It’s probably the last name, right? So many people thought I had a stage name when Dead Space first came out... Surely no one named Graves would just happen to be composing music for horror! Honestly, the base idea is exactly the same, regardless of the genre – compose music that will support the player and gameplay. Everything else I do is completely based on the world that these amazing developers have spent years creating and I’m entering for the first time. It all comes from the gameplay, whether I’m asking 60 strings to perform their highest note as loud as they can or recording myself strumming the ukulele.
How did you wind up scoring games in the first place? You’ve been a part of the industry for a number of years now, was it something you always knew you wanted to do? Did you almost stumble into it? Or did you end up scoring games more organically?
It really was a bit of a stumble, in fact! I began my career in film and television in Los Angeles. Then I was scoring independent films in North Carolina, where I am from. It was there I met someone who knew someone that was working for a game company in Australia, which is literally on the other side of the world from North Carolina! But they were looking for a composer and I was recommended for the job. The rest, as they say, is history!
In a follow-up to that, in what ways have you seen the industry grow and change either at large, or on a personal level through that time? I know on a personal level, when I first started playing games, the fact that VR games are as popular and as good as they are already is something I’d never have even imagined in my wildest dreams.

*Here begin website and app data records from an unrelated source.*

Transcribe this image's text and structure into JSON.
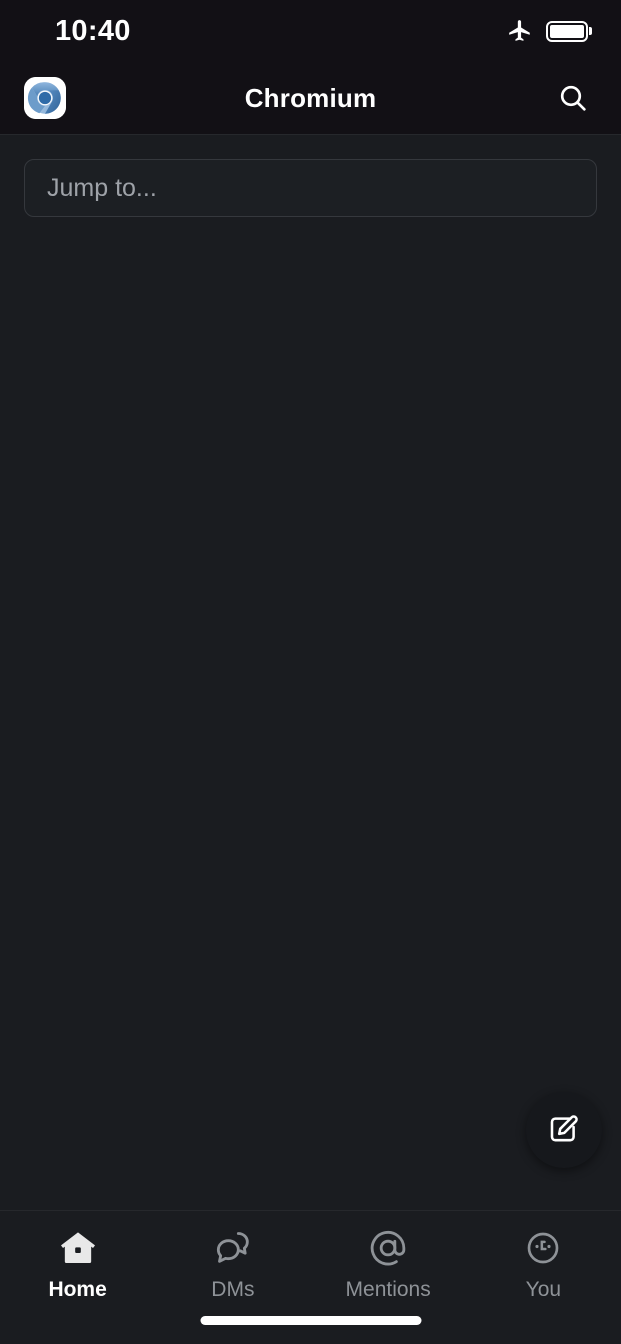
{
  "status_bar": {
    "time": "10:40",
    "airplane_icon": "airplane-mode-icon",
    "battery_icon": "battery-full-icon",
    "battery_level_percent": 100
  },
  "header": {
    "app_icon": "chromium-logo-icon",
    "title": "Chromium",
    "search_icon": "search-icon"
  },
  "main": {
    "jump_to": {
      "placeholder": "Jump to...",
      "value": ""
    },
    "channel_items": [],
    "compose_button": {
      "icon": "compose-pencil-icon",
      "label": "Compose"
    }
  },
  "bottom_nav": {
    "items": [
      {
        "label": "Home",
        "icon": "home-icon",
        "active": true
      },
      {
        "label": "DMs",
        "icon": "dms-icon",
        "active": false
      },
      {
        "label": "Mentions",
        "icon": "mentions-at-icon",
        "active": false
      },
      {
        "label": "You",
        "icon": "you-avatar-icon",
        "active": false
      }
    ]
  },
  "colors": {
    "status_bar_bg": "#121015",
    "header_bg": "#121015",
    "content_bg": "#1a1c20",
    "nav_bg": "#1a1c20",
    "divider": "#26282c",
    "text_primary": "#ffffff",
    "text_muted": "#8e9297",
    "placeholder": "#9ea2a8",
    "fab_bg": "#16181c",
    "input_border": "#35383d"
  }
}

I’m very happy to see music for games come into its own. Radio programs, podcasts and concerts are being made all over the world that are completely dedicated to music for games. Gamers have always been voracious fans of their favorite game’s music, and I know all the composers are so appreciative of everything they have done. Now people outside the world of games are being exposed to some of the wonderful music this medium has to offer.

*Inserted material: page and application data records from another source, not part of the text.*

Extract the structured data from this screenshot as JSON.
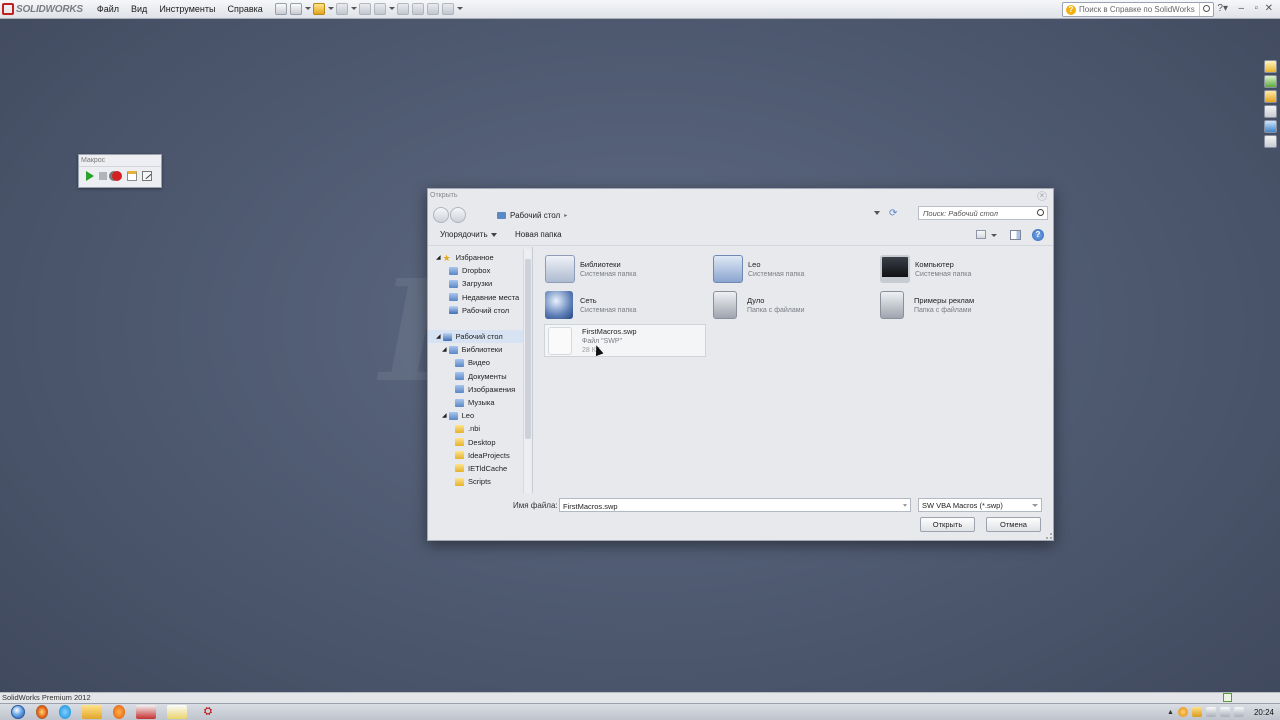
{
  "app": {
    "brand": "SOLIDWORKS",
    "menu": [
      "Файл",
      "Вид",
      "Инструменты",
      "Справка"
    ],
    "help_search_placeholder": "Поиск в Справке по SolidWorks",
    "status_text": "SolidWorks Premium 2012",
    "watermark": "D"
  },
  "macro_toolbar": {
    "title": "Макрос",
    "buttons": [
      "play-icon",
      "stop-icon",
      "record-icon",
      "new-macro-icon",
      "edit-macro-icon"
    ]
  },
  "dialog": {
    "title": "Открыть",
    "address": "Рабочий стол",
    "search_placeholder": "Поиск: Рабочий стол",
    "toolbar": {
      "organize": "Упорядочить",
      "new_folder": "Новая папка"
    },
    "nav": {
      "favorites_header": "Избранное",
      "favorites": [
        "Dropbox",
        "Загрузки",
        "Недавние места",
        "Рабочий стол"
      ],
      "desktop_header": "Рабочий стол",
      "libraries_header": "Библиотеки",
      "libraries": [
        "Видео",
        "Документы",
        "Изображения",
        "Музыка"
      ],
      "user_header": "Leo",
      "user_folders": [
        ".nbi",
        "Desktop",
        "IdeaProjects",
        "IETldCache",
        "Scripts"
      ]
    },
    "items": [
      {
        "name": "Библиотеки",
        "sub": "Системная папка",
        "icon": "libraries-icon"
      },
      {
        "name": "Leo",
        "sub": "Системная папка",
        "icon": "user-folder-icon"
      },
      {
        "name": "Компьютер",
        "sub": "Системная папка",
        "icon": "computer-icon"
      },
      {
        "name": "Сеть",
        "sub": "Системная папка",
        "icon": "network-icon"
      },
      {
        "name": "Дуло",
        "sub": "Папка с файлами",
        "icon": "folder-icon"
      },
      {
        "name": "Примеры реклам",
        "sub": "Папка с файлами",
        "icon": "folder-icon"
      },
      {
        "name": "FirstMacros.swp",
        "sub": "Файл \"SWP\"",
        "sub2": "28 КБ",
        "icon": "file-icon"
      }
    ],
    "filename_label": "Имя файла:",
    "filename_value": "FirstMacros.swp",
    "filetype": "SW VBA Macros (*.swp)",
    "open_button": "Открыть",
    "cancel_button": "Отмена"
  },
  "taskbar": {
    "clock": "20:24"
  },
  "colors": {
    "brand_red": "#c21f1f",
    "desktop_bg": "#4d586f",
    "dialog_bg": "#e7e9ed",
    "selection": "#d7e3f3"
  }
}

And as one final note, if there were just one piece of music or theme from Moss you’d say encapsulates the score, which piece would it be, and why? A character theme? Location ambience? Anything!
Now, you know that’s a completely unfair question! “A Different Story” was the first track I wrote for the game, because it was also the track I submitted as an example before I was hired, pretty much note for note. Especially the solo flute, harp and violin – to me, they are the musical heart and soul of Moss.
But I also have a special place in my heart for “Last Respite”, if only because it’s so simple – a single theme developed over five minutes. I had no idea where it would fit into the game, but I simply had to get the melody out of my head and recorded. Another nod to Kristin Naigus performing flute, oboe, and English horn – this piece was just an excuse to have her record more music for me. That’s why you hear her, playing all by herself, in the beginning and end of the piece. I just fell in love with her tone and musical interpretation.
The score focuses on small, intimate, live performances by real human beings. That may seem fairly obvious or even trivial to some, but technology has come a long way. In today’s music production circles, live performers are often replaced with their computer “sampled” equivalents, which can, to my ears, often be a little too “perfect” and come off sounding more clinical than inspirational. I hope the live musicians on Moss will give the score a musical identity with true heart and soul!
And that does it. There is no official soundtrack out yet, but a preview of a few of the songs can be heard on Polyarc's Soundcloud here. The soundtrack is absolutely magnificent, though, so a proper soundtrack seems like more of a "when" rather than an "if". Thanks so much, as always, to Jason for taking the time to chat to us.